Within a relatively short period of time, Dino's home in Paris became the stamping-ground of many prominent artists and writers. He first lived in a studio on the top floor of Max Ernst's apartment on the quay of Saint-Michel, and later moved to a small flat in L'Eure. Many of his foreign and also Turkish friends, including Yaşar Kemal, Ahmet Hamdi Tanpinar, Nazım Hikmet, and Melih Cevdet, met one another at his home. For eight years starting from 1954, Abidin Dino participated in the "Salon de Mai" exhibitions in Paris.
Abidin Dino visited Turkey in 1969 where he opened an exhibition of his artworks. Later on, he frequently participated in both solo and group exhibitions.
Abidin Dino had two favourite themes in painting: hands and flowers.
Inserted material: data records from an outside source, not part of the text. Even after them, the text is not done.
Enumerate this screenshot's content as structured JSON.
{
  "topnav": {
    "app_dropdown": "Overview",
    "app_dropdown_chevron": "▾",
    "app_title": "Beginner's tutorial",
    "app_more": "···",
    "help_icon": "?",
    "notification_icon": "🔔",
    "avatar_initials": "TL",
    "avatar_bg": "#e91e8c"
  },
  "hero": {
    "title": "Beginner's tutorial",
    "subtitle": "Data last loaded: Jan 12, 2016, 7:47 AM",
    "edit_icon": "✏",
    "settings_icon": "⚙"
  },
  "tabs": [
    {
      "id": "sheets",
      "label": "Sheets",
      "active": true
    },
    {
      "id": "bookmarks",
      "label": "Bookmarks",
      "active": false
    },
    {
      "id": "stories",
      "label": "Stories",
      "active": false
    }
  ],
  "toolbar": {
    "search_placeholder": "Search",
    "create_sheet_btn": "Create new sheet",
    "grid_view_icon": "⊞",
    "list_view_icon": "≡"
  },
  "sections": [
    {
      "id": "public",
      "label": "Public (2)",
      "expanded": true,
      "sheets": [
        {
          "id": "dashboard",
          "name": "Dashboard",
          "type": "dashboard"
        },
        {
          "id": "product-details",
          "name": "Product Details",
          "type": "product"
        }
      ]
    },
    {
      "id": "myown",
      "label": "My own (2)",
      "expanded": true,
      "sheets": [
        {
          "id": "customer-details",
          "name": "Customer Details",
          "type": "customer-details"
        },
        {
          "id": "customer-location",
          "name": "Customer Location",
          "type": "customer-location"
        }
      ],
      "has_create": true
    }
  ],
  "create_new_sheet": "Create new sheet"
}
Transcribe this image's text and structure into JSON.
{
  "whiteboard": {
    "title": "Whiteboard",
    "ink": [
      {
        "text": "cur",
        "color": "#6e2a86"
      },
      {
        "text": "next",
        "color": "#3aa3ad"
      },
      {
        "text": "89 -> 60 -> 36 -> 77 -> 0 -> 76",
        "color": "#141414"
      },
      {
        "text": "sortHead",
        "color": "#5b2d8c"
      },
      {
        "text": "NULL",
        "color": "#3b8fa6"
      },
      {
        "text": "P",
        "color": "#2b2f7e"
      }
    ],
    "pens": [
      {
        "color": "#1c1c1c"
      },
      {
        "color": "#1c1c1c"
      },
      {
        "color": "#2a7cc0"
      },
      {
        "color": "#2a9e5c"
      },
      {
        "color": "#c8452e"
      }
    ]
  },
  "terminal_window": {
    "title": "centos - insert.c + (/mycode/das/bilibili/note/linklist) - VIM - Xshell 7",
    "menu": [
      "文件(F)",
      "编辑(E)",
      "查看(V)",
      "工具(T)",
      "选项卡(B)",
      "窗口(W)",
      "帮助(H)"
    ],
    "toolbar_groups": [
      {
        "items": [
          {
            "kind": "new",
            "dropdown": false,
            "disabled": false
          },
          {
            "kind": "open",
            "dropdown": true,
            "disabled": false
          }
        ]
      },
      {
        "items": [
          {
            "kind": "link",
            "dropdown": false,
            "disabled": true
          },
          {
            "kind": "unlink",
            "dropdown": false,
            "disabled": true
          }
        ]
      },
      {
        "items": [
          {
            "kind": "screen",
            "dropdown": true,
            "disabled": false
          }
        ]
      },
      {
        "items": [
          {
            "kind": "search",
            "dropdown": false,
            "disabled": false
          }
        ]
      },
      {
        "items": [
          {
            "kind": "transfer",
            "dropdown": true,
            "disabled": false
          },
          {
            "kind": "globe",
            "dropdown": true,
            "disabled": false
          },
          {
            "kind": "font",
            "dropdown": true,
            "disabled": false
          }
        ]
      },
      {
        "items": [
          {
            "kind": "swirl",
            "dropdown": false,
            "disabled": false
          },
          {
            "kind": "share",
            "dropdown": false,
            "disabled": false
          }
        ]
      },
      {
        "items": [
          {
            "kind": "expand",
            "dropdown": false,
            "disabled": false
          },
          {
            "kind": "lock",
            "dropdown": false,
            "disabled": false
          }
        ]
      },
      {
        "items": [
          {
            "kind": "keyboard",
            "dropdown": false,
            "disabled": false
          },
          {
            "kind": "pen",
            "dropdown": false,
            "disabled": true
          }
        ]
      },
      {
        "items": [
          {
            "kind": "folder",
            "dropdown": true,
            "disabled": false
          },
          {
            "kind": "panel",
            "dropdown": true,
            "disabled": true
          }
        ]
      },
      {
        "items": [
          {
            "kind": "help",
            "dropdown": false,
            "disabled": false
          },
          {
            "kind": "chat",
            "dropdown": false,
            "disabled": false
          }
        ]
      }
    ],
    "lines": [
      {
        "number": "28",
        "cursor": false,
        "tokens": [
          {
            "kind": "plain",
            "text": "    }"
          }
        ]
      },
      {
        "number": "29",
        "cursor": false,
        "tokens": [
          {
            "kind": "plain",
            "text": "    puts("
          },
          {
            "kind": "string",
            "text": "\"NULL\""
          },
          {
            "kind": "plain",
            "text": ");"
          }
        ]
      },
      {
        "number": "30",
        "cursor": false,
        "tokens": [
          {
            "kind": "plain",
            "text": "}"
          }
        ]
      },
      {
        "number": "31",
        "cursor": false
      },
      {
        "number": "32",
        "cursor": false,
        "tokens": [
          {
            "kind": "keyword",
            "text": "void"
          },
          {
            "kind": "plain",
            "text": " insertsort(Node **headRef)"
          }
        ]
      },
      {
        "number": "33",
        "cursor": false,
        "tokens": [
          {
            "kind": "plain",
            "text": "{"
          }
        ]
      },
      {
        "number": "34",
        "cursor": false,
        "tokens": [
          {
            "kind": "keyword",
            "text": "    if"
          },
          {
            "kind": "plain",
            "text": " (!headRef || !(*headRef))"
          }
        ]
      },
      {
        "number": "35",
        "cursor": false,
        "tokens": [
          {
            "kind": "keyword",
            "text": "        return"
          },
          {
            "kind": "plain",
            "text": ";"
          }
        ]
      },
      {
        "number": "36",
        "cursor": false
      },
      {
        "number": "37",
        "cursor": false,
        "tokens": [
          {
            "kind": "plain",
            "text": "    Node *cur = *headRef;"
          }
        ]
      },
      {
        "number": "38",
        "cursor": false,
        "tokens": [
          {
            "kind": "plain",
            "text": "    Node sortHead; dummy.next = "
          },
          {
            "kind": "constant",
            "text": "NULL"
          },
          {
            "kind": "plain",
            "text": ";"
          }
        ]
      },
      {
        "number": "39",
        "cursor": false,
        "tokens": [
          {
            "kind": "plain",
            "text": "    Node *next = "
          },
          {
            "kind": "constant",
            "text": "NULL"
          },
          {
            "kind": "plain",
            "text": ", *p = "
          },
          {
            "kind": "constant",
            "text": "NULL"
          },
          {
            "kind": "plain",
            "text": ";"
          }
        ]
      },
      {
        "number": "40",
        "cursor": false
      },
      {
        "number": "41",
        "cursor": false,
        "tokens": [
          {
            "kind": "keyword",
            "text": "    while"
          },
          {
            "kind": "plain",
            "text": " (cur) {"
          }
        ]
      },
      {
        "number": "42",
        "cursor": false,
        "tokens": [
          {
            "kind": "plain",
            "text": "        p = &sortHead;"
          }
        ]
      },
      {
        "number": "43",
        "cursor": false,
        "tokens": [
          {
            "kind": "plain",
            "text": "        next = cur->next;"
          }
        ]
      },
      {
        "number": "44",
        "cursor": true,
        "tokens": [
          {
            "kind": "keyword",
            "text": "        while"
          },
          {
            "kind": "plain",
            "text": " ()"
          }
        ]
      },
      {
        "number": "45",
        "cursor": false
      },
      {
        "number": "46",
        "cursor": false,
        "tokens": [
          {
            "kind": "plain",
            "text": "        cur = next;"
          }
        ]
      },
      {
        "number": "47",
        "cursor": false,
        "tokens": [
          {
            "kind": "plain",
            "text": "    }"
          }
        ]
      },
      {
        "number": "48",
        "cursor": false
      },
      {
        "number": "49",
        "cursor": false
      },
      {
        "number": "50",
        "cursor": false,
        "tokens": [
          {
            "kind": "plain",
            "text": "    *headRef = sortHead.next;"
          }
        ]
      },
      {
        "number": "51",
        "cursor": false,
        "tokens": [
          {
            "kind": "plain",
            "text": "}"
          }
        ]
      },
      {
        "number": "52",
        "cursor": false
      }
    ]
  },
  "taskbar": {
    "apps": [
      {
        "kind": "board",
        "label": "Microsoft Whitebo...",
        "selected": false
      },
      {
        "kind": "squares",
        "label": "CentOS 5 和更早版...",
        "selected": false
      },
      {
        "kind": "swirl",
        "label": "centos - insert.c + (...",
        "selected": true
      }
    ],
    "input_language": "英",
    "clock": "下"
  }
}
In a book of small drawings entitled "Guzin's Abidins", which consists of drawings and essays by Abidin Dino, glimpses of the love and sense of solidarity are seen, which were his inspiration.
Abidin Dino, né le 23 mars 1913 à Constantinople et mort le 7 décembre 1993 à Paris, est un peintre turc.
Il a mené une carrière internationale, exposant ses œuvres depuis 1947 non seulement en Turquie et en France, mais aussi aux États-Unis, en Europe et en Russie. Son goût de la recherche créative, sa passion pour la vie et un travail soutenu l'ont amené à varier sans cesse ses techniques, de la plume à la sépia, du dessin à la peinture, de l'aquarelle au pochoir et même à la sculpture. Abidine revendiquait dans son art l'influence de la calligraphie orientale, comme en témoigne le tracé de sa signature. Il a illustré les œuvres de Nazim Hikmet, de Yachar Kemal, de Guillevic, d'Adonis. Il dessinait ou peignait des figures oniriques à la limite de l'abstraction, où peuvent se lire l'ambiguïté du réel et la quête métaphysique d'un autre lieu : mains aux doigts enlacés, îles suspendues, nus en forme de fleurs ou de mondes tournants, fenêtres cosmiques, foules indistinctes, ou encore spectre de la mort nucléaire.
Abidine réunissait en lui tout un faisceau de contrastes dont il jouait et s'amusait. Né à Istanbul dans une famille ottomane de grande aristocratie, il a commencé sa vie dans l'opulence, entre sa ville natale, Paris et la Suisse ; sa gouvernante lui a appris un français parfait aux formules adéquates, dont le charme et la pureté transparaissent dans ses textes. La ruine de sa famille l'oblige à gagner sa vie dès l'âge de quinze ans, et il propose ses caricatures dans le quartier des imprimeries de la Sublime-Porte, à Istanbul. En 1933, il fonde le premier groupe de peintres d'avant-garde en Turquie ; invité en 1934 à Leningrad, il travaille et se lie avec Eisenstein, Isaac Babel, Meyerhold ; un bref passage en 1938 à Paris lui fait connaître Tristan Tzara, Picasso et Gertrude Stein. Il doit alors rentrer en Turquie ; mais ses prises de position marxistes lui valent l'exil. De 1941 à 1947, il est envoyé en résidence surveillée à Adana. C'est là qu'il épouse en 1943 Guzine Dikel, une jeune universitaire d'Istanbul.